The 2009 MV Francop case highlights the fact that, for some transactions involving North Korean arms, Iran may play a greater role than merely as a through-route. When the IDF pulled over the MV Francop it did open-source analysts everywhere a favour by posting 250 photos of the cargo on Flickr. Close examination of these photos support—and indeed strengthen—the conclusion of the UN Panel of Experts that some of the cargo was “highly likely to have been produced” in the DPRK, but may have been transferred to Iran before UN sanctions were in place.
A number of crates carrying 122mm rockets and fuses featured the standard North Korean tactic of mislabelling items. Though this is not in itself proof of their origin, a side shot of the crates seems to show North Korean manufacturers stamps (see, for reference a photo of a North Korean-made Kalashnikov with a comparable stamp).
Yet despite their apparent North Korean origin, the 122mm rockets and fuses appear to be decades old. Assuming that the North Korean arms manufacturing industry—established by Kim Il Sung in the 1940s—employs a serial numbering system similar to that used by the Soviet Union (factory number – year produced – batch number), the rockets aboard the MV Francop were likely produced in 1988.
It is of course possible that North Korea shipped these rockets, which could have been surplus or stockpiled, to Iran recently, and Tehran merely helped to collate the goods for onward shipment to Hezbollah. This seems unlikely, however, given the other items in the cargo.

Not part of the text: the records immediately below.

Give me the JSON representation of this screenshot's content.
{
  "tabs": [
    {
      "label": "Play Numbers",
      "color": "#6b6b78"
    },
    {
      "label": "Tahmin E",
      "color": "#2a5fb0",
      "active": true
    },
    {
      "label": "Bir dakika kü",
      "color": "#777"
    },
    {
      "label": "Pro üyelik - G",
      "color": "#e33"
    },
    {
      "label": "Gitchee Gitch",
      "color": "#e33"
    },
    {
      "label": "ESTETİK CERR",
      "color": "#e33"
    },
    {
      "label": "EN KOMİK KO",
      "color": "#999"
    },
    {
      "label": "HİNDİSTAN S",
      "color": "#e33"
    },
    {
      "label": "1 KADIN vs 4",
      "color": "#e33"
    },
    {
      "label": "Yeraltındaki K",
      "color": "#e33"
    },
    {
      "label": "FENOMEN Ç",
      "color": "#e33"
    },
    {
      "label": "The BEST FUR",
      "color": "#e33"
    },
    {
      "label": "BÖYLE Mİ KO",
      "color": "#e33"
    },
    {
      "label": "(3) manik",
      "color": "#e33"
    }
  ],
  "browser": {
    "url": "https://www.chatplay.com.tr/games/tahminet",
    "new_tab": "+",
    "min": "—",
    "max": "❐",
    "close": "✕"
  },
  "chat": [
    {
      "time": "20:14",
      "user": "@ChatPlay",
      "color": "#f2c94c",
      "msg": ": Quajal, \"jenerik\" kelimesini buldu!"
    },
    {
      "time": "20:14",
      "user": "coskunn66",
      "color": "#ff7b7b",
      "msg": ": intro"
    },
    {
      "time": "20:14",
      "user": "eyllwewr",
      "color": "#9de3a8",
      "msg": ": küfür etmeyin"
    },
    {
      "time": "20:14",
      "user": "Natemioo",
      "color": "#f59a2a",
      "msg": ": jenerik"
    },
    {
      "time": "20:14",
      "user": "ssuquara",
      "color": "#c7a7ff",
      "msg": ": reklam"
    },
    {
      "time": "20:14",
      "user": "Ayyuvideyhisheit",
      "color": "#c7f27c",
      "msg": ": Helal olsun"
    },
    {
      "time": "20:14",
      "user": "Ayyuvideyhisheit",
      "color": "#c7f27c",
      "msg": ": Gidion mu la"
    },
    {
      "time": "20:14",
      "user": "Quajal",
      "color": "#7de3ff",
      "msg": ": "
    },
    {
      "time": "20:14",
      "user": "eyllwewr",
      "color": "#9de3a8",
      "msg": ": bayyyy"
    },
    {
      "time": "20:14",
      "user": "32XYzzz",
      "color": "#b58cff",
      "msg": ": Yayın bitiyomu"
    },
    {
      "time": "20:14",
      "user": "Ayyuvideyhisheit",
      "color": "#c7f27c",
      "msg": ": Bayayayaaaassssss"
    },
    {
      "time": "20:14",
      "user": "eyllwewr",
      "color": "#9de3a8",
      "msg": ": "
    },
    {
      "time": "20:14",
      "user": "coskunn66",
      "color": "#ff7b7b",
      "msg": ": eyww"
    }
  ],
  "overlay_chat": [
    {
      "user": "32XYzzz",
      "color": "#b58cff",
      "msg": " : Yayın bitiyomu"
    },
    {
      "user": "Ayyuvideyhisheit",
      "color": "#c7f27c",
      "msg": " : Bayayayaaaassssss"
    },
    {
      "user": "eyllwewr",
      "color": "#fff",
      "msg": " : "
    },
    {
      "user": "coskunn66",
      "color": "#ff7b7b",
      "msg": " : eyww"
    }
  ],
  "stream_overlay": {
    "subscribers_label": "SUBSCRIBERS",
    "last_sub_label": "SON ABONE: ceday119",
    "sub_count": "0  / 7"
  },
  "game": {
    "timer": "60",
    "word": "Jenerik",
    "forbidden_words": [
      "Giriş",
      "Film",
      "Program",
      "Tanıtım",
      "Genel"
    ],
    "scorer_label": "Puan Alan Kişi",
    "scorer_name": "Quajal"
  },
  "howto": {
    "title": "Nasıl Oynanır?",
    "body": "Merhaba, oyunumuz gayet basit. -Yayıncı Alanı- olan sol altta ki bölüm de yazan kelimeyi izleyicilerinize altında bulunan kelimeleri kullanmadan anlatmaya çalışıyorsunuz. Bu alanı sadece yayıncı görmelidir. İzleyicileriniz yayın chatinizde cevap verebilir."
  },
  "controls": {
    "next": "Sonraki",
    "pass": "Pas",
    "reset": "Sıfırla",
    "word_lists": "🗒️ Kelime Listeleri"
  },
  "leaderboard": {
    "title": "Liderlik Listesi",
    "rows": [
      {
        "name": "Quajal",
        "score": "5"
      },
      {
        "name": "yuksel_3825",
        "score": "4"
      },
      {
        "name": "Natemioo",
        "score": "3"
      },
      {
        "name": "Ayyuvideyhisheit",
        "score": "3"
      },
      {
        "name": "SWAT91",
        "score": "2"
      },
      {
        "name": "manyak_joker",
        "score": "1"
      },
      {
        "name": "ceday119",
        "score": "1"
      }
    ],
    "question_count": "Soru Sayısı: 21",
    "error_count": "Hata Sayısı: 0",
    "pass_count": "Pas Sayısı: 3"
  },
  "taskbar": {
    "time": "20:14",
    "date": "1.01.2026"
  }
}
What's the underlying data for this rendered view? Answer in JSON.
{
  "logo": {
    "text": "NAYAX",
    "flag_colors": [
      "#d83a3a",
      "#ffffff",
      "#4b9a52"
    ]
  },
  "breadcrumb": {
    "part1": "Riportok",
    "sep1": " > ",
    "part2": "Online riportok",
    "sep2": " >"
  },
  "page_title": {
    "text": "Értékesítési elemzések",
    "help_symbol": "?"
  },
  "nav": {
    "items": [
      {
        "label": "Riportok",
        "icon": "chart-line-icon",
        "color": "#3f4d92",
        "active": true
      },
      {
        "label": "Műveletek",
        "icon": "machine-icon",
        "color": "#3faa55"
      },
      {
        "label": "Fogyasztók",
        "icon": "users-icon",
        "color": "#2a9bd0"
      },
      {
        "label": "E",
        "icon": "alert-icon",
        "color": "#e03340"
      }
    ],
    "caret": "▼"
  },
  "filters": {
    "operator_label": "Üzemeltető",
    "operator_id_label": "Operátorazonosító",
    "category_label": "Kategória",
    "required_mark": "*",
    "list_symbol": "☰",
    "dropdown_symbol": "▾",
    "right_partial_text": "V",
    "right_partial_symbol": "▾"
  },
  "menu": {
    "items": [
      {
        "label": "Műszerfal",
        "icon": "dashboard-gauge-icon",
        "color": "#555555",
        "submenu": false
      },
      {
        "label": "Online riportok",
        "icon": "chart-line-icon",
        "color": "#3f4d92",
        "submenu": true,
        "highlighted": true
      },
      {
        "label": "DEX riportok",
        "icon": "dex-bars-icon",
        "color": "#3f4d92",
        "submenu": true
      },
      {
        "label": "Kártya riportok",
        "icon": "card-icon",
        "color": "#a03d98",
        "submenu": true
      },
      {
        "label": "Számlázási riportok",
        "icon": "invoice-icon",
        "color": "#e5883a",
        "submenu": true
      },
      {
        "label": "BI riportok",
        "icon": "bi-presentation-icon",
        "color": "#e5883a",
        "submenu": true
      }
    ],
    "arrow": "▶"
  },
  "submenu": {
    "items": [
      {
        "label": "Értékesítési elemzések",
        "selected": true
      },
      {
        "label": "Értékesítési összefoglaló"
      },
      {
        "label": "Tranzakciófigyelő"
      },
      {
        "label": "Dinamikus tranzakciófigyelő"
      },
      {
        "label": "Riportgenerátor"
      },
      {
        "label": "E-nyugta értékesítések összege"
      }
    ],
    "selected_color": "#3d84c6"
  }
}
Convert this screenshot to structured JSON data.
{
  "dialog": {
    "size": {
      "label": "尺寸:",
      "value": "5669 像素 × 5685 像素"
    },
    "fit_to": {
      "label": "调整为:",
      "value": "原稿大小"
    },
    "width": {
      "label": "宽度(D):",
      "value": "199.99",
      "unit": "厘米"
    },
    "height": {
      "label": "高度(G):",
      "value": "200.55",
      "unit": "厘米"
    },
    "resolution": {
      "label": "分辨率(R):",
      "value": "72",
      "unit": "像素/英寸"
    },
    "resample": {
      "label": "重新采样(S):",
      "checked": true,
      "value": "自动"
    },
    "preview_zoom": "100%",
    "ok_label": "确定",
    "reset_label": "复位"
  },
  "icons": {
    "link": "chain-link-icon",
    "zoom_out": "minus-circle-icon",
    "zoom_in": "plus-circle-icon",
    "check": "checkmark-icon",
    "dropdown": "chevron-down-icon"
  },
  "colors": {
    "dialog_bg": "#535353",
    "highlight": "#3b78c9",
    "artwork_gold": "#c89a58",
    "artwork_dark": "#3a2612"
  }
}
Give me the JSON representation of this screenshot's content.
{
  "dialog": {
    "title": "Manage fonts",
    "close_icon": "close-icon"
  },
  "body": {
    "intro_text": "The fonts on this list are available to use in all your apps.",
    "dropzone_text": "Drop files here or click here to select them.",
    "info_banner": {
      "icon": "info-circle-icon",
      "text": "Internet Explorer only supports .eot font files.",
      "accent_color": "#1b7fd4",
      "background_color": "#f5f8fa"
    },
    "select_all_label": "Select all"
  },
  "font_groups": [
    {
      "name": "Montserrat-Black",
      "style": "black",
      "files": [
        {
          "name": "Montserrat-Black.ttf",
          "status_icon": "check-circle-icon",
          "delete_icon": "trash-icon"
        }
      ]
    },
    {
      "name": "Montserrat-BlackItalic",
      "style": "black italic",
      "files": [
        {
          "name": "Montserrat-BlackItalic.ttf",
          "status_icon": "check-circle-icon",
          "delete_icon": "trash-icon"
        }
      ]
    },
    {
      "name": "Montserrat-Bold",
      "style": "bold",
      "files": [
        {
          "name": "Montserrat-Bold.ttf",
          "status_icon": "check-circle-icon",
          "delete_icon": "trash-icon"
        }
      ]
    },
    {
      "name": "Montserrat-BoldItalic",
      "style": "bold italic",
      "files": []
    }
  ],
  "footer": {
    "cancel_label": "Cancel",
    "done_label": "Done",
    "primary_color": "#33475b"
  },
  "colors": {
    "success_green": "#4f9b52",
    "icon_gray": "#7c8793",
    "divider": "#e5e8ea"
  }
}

The Spanish anti-tank shells and Russian 122mm rockets seem to also have been manufactured in the mid- and late-1980s. At the time, Iran was at war with Iraq, creating an urgent demand for these sorts of weapons. Their presence points towards what may be a more likely explanation for the array of cargo aboard the MV Francop, namely, that they are post-war surplus weapons from the Iranian arsenal that were determined to be of military utility to Hezbollah, and that Iran decided to either gift or sell them, possibly at a discount. It added a sprinkling of newer mortar bombs and 107mm rockets to this array of aged weapons, and sent the whole 500 ton shipment towards Latakia, Syria.
If this explanation is correct, it leads to a few conclusions. First, Hezbollah will accept what is available or affordable, even if it is decades old. In that context, a contemporary arms relationship with North Korea—able to undercut other suppliers in price—makes sense. Secondly, Iran may have a greater role than merely as a logistical link in the chain: it may actively direct procurement for its non-state militant friends in the region. Supporting this notion, the Secretary of Iran’s Expediency Discernment Council was recently quoted on state television as saying that “Palestinian resistance missiles are the blessing of Iran’s transfer of technology.” Finally, Iran may actively endorse the supply of North Korean-made products when Tehran cannot fill a particular order itself. North Korean 122mm rockets and fuses were shipped by or through Iran several times, complementing the Soviet/Russian- and Syrian-produced variants that are likely also in Hamas and Hezbollah arsenals.
None of these postulations can be proven as fact, but as new details arise and other arms shipments bound for Hamas or Hezbollah are seized, they should be kept in mind. If the Telegraph’s sources prove correct and a restocking campaign with North Korean assistance is underway, we may not have to wait very long for more information.
 Personal conversation with the author, April 2014.